Bodie was infamous as a dangerous town, and the “badman from Bodie” was that era’s “bogey man”. Bad men, whiskey, whoring, gambling and more were endemic to Bodie. The Bodie brochure says that “by 1879, Bodie boasted a population of 10,000 and was second to none for wickedness, badmen, and ‘the worst climate out of doors’ One little girl, whose family was taking her to the remote and infamous town, wrote in her diary: ‘Goodbye God, I’m going to Bodie.’ The phrase came to be known throughout the West.”

The brochure also states, “killings occurred with monotonous regularity, sometimes becoming almost daily events. The fire bell, which tolled the ages of the deceased when they were buried, rang often and long. Robberies, stage holdups and street fights provided variety, and the town’s 65 saloons offered many opportunities for relaxation after hard days of work in the mines. The Reverend F.M. Warrington saw it in 1881 as ‘a sea of sin, lashed by the tempests of lust and passion.'”

A ranger at Bodie told two stories.

One was of two men who got in a fight outside a saloon.
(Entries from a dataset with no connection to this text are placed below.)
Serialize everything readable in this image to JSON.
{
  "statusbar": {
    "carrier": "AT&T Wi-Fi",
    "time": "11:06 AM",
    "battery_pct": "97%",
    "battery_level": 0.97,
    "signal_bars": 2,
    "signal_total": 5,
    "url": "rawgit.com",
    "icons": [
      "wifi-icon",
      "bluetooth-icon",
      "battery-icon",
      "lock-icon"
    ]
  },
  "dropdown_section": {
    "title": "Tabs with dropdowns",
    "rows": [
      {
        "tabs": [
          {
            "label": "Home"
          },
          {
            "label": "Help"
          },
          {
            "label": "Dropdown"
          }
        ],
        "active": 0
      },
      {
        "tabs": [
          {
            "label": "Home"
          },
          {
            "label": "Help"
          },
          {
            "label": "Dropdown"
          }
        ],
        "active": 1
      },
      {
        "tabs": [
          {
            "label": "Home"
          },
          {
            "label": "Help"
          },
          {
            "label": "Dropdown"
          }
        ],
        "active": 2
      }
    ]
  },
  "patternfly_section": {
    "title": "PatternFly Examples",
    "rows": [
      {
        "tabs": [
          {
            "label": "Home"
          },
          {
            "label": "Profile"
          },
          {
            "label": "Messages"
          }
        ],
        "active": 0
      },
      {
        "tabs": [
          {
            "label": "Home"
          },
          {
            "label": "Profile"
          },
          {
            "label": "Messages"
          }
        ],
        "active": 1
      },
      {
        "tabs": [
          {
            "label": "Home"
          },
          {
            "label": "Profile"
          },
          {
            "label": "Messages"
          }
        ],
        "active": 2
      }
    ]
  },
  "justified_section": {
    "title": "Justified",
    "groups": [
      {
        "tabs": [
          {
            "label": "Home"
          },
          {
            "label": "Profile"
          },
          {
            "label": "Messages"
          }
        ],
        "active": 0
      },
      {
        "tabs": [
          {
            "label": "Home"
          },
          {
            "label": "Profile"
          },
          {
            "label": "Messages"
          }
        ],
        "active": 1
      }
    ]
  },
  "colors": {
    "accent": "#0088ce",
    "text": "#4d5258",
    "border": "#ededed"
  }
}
Standing only 6-8 feet apart, each drew six-shooters on the other, emptying their bullets…none of them striking their adversary.

Another was of theft. Trees do not grow near Bodie, and in the extremely cold, windy winters at 8600 feet, wood was a very scarce and expensive commodity. So one person was dismayed to find that his stash of firewood kept getting smaller and smaller. To address this, he placed some black powder in one hollowed out log, and placed it back on the pile. Later that evening, a neighbor’s house exploded furiously, so much so that it could be heard miles away. His wood was never stolen again.

Oh, and yes, this is a photography blog, so the photo.  I’ve been using the Tokina 11-16mm since April, and absolutely love it.  This one was simple.  I just got down on my stomach, focused on the wagon wheel, and went for it.  No processing except for a little sharpening and contrast, the usual things that you do with a RAW file.  There were no filters used.  I don’t have a circular polarizer for the wide-angle because it creates bands, so yes, the sky really was that blue.

Equipment:  Nikon D90, Tokina AT-X 116 Pro DX AF 11-16mm f/2.8 Lens For Nikon